Content Warning: This entire work will have mentions and occurrences of death. Some chapters (including this one) will have mentions of self-harm or suicide. Reader discretion is advised.
Athena stared out the carriage’s window at the growing and multiplying trees they passed, listening to the rhythmic clops of the Rapidash. She was glad her father paid for a private coach; she didn’t think she could handle her parents seeing her like this. The trees heralded her approach to the Salvation Institute, where she’d spend the next three years of her life, at the request of the King himself. She wished her parents would turn him down, but not even they had enough power. Her parents tried to convince her this was for the best, but she knew their fake faces. So she was stuck on a carriage inching towards her doom. The enormity of the trees swallowing the carriage mocked her plight.

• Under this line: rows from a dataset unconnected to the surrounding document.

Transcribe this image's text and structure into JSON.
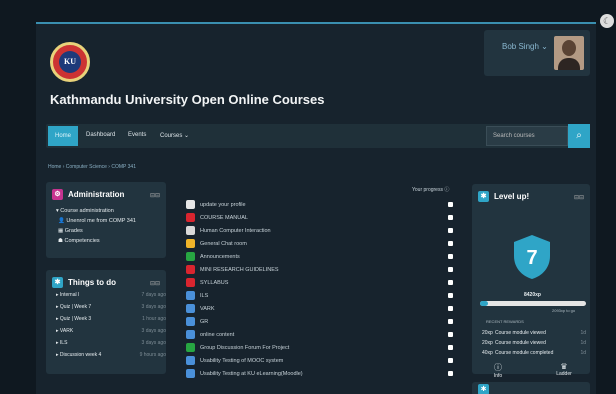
{
  "header": {
    "user_name": "Bob Singh",
    "user_caret": "⌄",
    "site_title": "Kathmandu University Open Online Courses",
    "logo_text": "KU"
  },
  "nav": {
    "home": "Home",
    "dashboard": "Dashboard",
    "events": "Events",
    "courses": "Courses",
    "search_placeholder": "Search courses"
  },
  "breadcrumb": "Home › Computer Science › COMP 341",
  "admin": {
    "title": "Administration",
    "items": [
      "▾ Course administration",
      "Unenrol me from COMP 341",
      "Grades",
      "Competencies"
    ]
  },
  "todo": {
    "title": "Things to do",
    "items": [
      {
        "label": "Internal I",
        "when": "7 days ago"
      },
      {
        "label": "Quiz | Week 7",
        "when": "3 days ago"
      },
      {
        "label": "Quiz | Week 3",
        "when": "1 hour ago"
      },
      {
        "label": "VARK",
        "when": "3 days ago"
      },
      {
        "label": "ILS",
        "when": "3 days ago"
      },
      {
        "label": "Discussion week 4",
        "when": "9 hours ago"
      }
    ]
  },
  "progress_label": "Your progress",
  "course_items": [
    {
      "label": "update your profile",
      "color": "#e6e6e6"
    },
    {
      "label": "COURSE MANUAL",
      "color": "#d9252f"
    },
    {
      "label": "Human Computer Interaction",
      "color": "#d9d9d9"
    },
    {
      "label": "General Chat room",
      "color": "#f0b429"
    },
    {
      "label": "Announcements",
      "color": "#27a642"
    },
    {
      "label": "MINI RESEARCH GUIDELINES",
      "color": "#d9252f"
    },
    {
      "label": "SYLLABUS",
      "color": "#d9252f"
    },
    {
      "label": "ILS",
      "color": "#4a90d9"
    },
    {
      "label": "VARK",
      "color": "#4a90d9"
    },
    {
      "label": "GR",
      "color": "#4a90d9"
    },
    {
      "label": "online content",
      "color": "#4a90d9"
    },
    {
      "label": "Group Discussion Forum For Project",
      "color": "#27a642"
    },
    {
      "label": "Usability Testing of MOOC system",
      "color": "#4a90d9"
    },
    {
      "label": "Usability Testing at KU eLearning(Moodle)",
      "color": "#4a90d9"
    }
  ],
  "levelup": {
    "title": "Level up!",
    "level": "7",
    "xp": "8420xp",
    "to_next": "2093xp to go",
    "progress": 0.08,
    "recent_title": "RECENT REWARDS",
    "rewards": [
      {
        "xp": "20xp",
        "text": "Course module viewed",
        "when": "1d"
      },
      {
        "xp": "20xp",
        "text": "Course module viewed",
        "when": "1d"
      },
      {
        "xp": "40xp",
        "text": "Course module completed",
        "when": "1d"
      }
    ],
    "info_label": "Info",
    "ladder_label": "Ladder"
  },
  "colors": {
    "accent": "#2fa5c7",
    "admin": "#c6338f"
  }
}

She rested her chin on the carriage windowsill. The Salvation Institute. Pallas. She thought she left everything about the wretched school behind her, but King Scylla had other ideas. Her eyes went to the handgun strapped to her belt: custom made, breech-loaded, one of two of its kind. The other one belonged to her sister until four years ago, when she lost her here, at this fortress. The Salvation Institute was where people died. They said Mahakali was sneaking around in the forest, ready to drag unsuspecting victims to their doom. The legends said that they targeted bad guys: people wrote off Pallas’ death because she killed people. But she knew that Pallas was a decent person, like any other. She just had skills and needed to apply them to her job to keep in the family. If that was what made Mahakali deem someone bad, she wasn’t safe.
She missed Pallas. Pallas would have something comforting to say to her, like “I’ll protect you, that’s what sisters do,” or “We’re a family, we all have each other’s backs.” A wave of nausea came over her; she couldn’t protect her sister when it mattered, and now she was gone forever.

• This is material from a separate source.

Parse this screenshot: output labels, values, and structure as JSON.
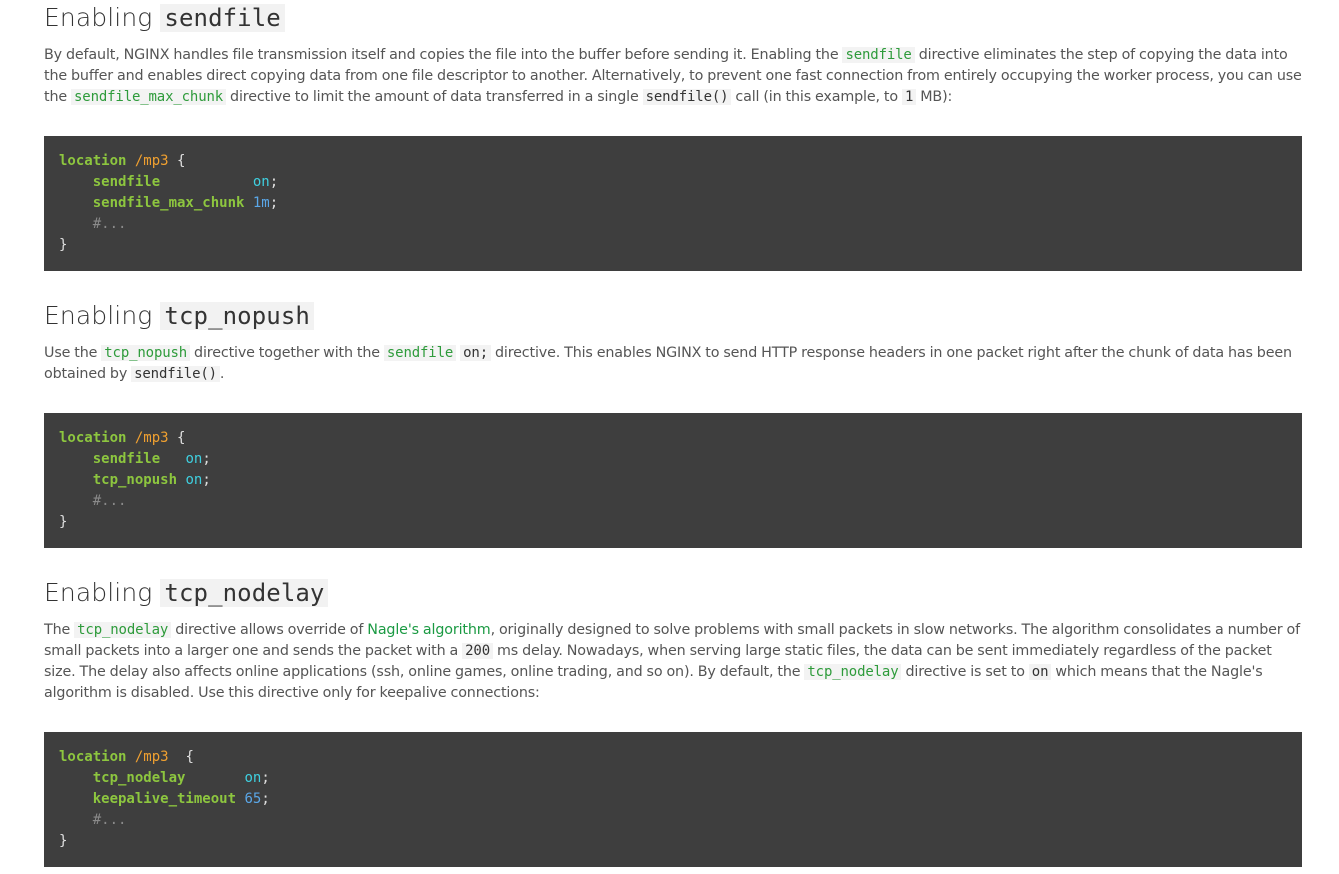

Something cold dripped from her cheek onto her hand. Tears, probably. She was grateful again that her parents weren’t here to see this. She let the trees speeding around her catch her interest for a while, tears wetting the spare button-down she put under her chin to catch them.
The handgun in her lap caught her interest again. She fiddled with the trigger and levers, studying the mechanisms for the thousandth time. She always kept it unloaded; she played with the levering when she was nervous, and she once accidentally burned her hand by holding the barrel while discharging a blank. She pulled a bullet off of her shoulder strap and loaded it absentmindedly into the barrel, closed the window and cocked the gun. She stared at the black object, able to take a life in a heartbeat. She was scared of it, and yet, it provided a solution to her problems. At the institute, other people would wish her dead for her relations with her sister. Even the school itself might, according to what she heard. Her dad always told her that it was more honorable to fall on your sword than to go down on others’ terms. She closed her eyes and took a sharp breath in.
She couldn’t do it. Trembling, she unloaded the bullet from the gun and threw it across the carriage. She was too scared of the pain. What kind of mafiosa was she if she couldn’t stand pain? She was a misfit to both her family and the outside world. Dropping the gun at her feet, she curled up into a ball on her seat and cried into the cushion, listening to the bumping of the carriage over the packed dirt road. She was such a disaster, a disaster that shouldn’t even be alive, but didn’t have the courage to die. She just wanted to fall asleep and not wake up. She wished Pallas was here to protect her, at least for a little.
Why couldn’t she have been the one to die? Pallas was fiery and passionate about her beliefs, and got along with both her parents and the nobility in a way that she never did. Her sister gave so much more to the world. Why did she have to go? So much potential, snuffed out in an instant…
“So why’re you trying to snuff yours too, Theens?”
Pallas’ voice played in her head, comforting as silk. That was right, she promised Pallas’ soul that she’d carry on her legacy. She didn’t know what Pallas was trying to do, but she always felt so passionate. Her sister had a favor that she asked of her, but she never told her what it was. Pallas was so important to her, she was the one thing keeping her tied to this world still.
The sound of the coachman pulling the Rapidash to a stop snapped her out of her introspection as the carriage stopped moving. She looked out the window to see the thick stone masonry walls as far as she could see, the martial outer defenses of the Salvation Institute, anxiety welling in her stomach.
Despite the danger and hostility of this place, there was something that Pallas wanted there. Something so large that her seraph of an older sister couldn’t do by herself, and something that she couldn’t confide in her parents.
She was going to find out what. She was going to carry out Pallas’ legacy.